Web page and app entries:
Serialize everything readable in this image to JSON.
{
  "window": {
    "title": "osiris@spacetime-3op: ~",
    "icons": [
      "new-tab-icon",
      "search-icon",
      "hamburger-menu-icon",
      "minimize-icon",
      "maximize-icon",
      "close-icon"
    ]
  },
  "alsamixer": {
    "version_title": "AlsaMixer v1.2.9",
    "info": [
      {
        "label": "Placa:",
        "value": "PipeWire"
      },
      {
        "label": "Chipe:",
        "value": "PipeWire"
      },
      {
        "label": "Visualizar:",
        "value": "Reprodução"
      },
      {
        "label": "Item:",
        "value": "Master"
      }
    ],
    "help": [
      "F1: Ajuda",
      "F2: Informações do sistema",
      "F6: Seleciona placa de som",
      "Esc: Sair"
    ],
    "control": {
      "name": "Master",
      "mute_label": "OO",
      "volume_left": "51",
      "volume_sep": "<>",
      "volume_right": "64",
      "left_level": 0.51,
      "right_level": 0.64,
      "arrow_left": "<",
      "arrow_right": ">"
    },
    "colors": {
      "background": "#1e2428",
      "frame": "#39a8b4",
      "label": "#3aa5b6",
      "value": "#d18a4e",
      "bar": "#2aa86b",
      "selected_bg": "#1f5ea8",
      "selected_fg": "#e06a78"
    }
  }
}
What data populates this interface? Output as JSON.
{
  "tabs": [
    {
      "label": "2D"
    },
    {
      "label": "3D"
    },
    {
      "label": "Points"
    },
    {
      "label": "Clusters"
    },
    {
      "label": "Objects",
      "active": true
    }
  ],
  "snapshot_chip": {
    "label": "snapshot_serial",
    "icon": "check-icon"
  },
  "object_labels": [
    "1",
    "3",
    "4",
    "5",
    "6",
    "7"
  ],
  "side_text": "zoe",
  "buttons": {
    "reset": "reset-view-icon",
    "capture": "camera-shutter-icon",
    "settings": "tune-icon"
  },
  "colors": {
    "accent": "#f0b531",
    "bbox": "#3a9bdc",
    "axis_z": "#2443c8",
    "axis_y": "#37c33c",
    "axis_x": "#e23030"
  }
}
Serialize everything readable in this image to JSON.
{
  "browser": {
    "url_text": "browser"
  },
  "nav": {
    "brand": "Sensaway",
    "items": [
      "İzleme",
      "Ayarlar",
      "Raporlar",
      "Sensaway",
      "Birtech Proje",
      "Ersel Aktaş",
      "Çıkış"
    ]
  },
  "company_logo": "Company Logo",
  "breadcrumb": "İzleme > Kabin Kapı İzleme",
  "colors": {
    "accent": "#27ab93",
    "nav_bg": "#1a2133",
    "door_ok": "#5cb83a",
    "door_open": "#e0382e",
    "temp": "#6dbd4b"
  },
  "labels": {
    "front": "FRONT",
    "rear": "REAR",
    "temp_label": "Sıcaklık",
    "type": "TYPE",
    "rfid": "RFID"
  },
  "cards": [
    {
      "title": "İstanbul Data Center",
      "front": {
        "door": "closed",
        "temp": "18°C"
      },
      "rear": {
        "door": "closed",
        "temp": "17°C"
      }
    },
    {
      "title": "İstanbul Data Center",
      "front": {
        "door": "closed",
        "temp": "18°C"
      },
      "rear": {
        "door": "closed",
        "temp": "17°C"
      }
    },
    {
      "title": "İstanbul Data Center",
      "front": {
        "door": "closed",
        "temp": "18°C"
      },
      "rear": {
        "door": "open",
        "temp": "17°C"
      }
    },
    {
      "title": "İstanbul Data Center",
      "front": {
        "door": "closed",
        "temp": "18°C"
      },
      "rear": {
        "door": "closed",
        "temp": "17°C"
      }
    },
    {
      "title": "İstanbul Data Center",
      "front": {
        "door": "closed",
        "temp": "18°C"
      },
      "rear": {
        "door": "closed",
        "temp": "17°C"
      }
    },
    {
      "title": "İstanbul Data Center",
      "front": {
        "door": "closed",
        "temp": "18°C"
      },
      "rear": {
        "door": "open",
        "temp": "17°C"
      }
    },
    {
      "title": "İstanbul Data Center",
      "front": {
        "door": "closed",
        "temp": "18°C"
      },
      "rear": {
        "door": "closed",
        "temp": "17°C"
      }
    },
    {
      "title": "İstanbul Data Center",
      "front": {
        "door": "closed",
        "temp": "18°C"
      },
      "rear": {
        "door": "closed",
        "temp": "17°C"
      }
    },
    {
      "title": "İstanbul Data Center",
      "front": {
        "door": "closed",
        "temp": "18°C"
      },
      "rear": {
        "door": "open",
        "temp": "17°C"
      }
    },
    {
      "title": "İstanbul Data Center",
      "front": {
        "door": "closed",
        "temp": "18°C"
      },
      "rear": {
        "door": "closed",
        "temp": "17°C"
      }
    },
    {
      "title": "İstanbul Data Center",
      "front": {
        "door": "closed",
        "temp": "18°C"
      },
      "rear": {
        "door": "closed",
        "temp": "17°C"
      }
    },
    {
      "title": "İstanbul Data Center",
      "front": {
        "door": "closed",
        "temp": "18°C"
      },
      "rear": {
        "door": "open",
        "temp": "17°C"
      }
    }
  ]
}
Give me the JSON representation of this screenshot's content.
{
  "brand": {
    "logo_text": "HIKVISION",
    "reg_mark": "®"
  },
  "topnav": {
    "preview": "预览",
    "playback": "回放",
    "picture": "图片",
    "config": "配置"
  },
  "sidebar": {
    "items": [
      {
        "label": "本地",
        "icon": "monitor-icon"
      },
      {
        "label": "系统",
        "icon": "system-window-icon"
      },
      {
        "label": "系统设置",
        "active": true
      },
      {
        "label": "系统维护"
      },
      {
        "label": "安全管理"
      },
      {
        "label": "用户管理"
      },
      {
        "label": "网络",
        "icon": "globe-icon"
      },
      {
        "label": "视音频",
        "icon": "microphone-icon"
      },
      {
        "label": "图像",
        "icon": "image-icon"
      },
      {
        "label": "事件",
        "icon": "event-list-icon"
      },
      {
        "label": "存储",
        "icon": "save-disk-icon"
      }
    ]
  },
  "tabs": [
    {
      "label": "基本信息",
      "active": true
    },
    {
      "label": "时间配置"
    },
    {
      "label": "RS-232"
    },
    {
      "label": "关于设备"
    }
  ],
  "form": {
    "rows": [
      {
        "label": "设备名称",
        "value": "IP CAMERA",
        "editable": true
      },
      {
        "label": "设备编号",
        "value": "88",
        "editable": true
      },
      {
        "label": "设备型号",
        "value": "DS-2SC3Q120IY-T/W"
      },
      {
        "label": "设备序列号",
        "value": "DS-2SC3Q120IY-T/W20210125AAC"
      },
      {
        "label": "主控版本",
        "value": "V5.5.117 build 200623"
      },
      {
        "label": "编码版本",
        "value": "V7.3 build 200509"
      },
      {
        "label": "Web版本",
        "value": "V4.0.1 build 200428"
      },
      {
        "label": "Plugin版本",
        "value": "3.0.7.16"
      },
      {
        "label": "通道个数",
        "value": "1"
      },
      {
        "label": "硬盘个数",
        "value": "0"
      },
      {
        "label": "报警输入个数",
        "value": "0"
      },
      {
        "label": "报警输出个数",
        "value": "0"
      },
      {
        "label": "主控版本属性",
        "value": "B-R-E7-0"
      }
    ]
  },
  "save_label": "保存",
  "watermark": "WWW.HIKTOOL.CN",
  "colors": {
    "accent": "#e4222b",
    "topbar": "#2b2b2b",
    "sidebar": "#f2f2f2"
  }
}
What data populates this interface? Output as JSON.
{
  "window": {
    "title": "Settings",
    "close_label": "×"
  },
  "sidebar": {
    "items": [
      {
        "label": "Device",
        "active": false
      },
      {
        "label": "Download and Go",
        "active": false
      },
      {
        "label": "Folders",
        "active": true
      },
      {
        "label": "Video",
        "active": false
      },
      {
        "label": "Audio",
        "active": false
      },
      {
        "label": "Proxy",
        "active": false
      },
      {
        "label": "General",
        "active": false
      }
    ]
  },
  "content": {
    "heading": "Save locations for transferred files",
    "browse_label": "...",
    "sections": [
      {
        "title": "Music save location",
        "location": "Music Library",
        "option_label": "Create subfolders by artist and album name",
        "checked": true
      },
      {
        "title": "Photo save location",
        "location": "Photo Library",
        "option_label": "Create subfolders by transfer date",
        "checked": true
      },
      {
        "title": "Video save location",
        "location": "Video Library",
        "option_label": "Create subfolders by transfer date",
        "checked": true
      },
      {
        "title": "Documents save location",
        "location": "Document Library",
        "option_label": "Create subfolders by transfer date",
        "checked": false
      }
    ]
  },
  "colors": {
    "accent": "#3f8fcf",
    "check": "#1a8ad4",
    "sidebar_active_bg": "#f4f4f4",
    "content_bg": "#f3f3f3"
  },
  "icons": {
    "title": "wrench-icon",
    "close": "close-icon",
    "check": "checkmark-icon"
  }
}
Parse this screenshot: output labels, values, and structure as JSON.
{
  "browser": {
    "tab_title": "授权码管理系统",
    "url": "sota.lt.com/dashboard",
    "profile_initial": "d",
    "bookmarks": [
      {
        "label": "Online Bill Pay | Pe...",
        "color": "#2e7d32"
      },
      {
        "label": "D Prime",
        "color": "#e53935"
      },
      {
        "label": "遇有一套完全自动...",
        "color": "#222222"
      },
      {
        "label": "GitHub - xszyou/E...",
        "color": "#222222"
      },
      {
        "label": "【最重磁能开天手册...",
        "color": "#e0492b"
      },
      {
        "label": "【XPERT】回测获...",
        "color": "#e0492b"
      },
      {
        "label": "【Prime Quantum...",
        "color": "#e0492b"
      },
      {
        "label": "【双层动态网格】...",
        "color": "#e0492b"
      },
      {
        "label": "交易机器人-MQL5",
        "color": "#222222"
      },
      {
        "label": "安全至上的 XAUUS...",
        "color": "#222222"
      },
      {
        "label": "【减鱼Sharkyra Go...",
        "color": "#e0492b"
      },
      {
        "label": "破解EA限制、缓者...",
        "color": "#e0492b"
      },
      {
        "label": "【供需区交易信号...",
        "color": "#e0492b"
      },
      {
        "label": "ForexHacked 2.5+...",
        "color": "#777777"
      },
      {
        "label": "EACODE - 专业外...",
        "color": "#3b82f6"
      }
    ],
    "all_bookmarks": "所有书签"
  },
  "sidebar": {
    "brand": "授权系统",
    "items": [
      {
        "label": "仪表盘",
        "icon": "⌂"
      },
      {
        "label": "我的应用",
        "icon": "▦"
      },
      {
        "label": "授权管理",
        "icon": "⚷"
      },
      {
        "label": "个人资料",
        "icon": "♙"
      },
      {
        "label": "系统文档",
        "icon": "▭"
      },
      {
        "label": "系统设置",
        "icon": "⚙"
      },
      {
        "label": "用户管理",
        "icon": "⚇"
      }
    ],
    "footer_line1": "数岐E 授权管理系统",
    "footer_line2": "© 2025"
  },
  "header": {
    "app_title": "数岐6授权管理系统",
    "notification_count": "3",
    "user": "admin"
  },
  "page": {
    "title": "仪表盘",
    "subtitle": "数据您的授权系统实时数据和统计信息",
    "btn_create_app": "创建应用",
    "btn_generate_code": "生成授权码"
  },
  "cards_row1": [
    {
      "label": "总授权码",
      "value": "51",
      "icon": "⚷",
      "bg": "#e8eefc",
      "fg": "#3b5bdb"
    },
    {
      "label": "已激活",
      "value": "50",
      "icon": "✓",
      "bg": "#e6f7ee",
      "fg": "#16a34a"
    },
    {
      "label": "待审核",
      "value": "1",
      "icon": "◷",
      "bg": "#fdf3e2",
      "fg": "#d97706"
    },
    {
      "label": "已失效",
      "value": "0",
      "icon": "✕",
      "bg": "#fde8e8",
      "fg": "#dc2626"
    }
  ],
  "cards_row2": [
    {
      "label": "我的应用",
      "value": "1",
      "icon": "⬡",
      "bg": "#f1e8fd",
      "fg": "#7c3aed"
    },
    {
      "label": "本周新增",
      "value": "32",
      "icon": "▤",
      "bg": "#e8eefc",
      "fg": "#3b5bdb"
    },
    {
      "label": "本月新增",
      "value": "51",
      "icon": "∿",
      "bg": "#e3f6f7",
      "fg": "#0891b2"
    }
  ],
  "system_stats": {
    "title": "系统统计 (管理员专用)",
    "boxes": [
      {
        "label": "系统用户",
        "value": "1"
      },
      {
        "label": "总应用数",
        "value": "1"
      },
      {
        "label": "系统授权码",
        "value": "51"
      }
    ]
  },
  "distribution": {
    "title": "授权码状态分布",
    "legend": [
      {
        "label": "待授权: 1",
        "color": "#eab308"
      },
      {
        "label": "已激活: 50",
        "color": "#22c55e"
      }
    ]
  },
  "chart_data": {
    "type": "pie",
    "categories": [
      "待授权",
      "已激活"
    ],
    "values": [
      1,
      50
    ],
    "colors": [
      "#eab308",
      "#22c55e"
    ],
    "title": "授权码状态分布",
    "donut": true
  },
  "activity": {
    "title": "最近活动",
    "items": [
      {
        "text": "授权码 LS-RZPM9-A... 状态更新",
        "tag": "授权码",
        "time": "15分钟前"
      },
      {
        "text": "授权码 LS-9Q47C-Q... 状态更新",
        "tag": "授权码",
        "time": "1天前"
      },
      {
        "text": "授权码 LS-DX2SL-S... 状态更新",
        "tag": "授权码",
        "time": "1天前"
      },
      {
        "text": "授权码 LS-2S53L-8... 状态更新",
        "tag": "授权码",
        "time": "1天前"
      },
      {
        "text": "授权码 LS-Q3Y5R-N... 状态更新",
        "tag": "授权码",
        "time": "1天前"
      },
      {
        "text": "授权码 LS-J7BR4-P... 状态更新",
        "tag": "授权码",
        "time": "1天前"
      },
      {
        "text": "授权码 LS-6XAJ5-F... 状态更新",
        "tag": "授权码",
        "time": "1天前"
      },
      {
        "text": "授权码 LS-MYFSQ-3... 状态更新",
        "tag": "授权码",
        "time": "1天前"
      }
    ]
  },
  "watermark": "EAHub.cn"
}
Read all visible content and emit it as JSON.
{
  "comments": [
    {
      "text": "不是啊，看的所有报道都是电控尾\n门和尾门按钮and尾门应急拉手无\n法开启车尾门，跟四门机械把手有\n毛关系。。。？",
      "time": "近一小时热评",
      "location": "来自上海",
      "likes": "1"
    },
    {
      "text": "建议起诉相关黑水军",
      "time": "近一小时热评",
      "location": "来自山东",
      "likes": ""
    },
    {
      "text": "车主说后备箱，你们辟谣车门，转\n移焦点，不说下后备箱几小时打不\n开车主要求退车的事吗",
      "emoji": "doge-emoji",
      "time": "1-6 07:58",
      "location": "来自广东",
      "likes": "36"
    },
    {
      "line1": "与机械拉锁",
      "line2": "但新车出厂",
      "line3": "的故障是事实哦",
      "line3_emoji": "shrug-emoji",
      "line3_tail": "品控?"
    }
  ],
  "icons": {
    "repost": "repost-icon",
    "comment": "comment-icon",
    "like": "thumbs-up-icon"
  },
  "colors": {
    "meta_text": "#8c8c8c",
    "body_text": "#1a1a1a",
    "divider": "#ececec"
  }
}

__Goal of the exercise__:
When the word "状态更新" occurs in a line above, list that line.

__Task response__:
        "text": "授权码 LS-RZPM9-A... 状态更新",
        "text": "授权码 LS-9Q47C-Q... 状态更新",
        "text": "授权码 LS-DX2SL-S... 状态更新",
        "text": "授权码 LS-2S53L-8... 状态更新",
        "text": "授权码 LS-Q3Y5R-N... 状态更新",
        "text": "授权码 LS-J7BR4-P... 状态更新",
        "text": "授权码 LS-6XAJ5-F... 状态更新",
        "text": "授权码 LS-MYFSQ-3... 状态更新",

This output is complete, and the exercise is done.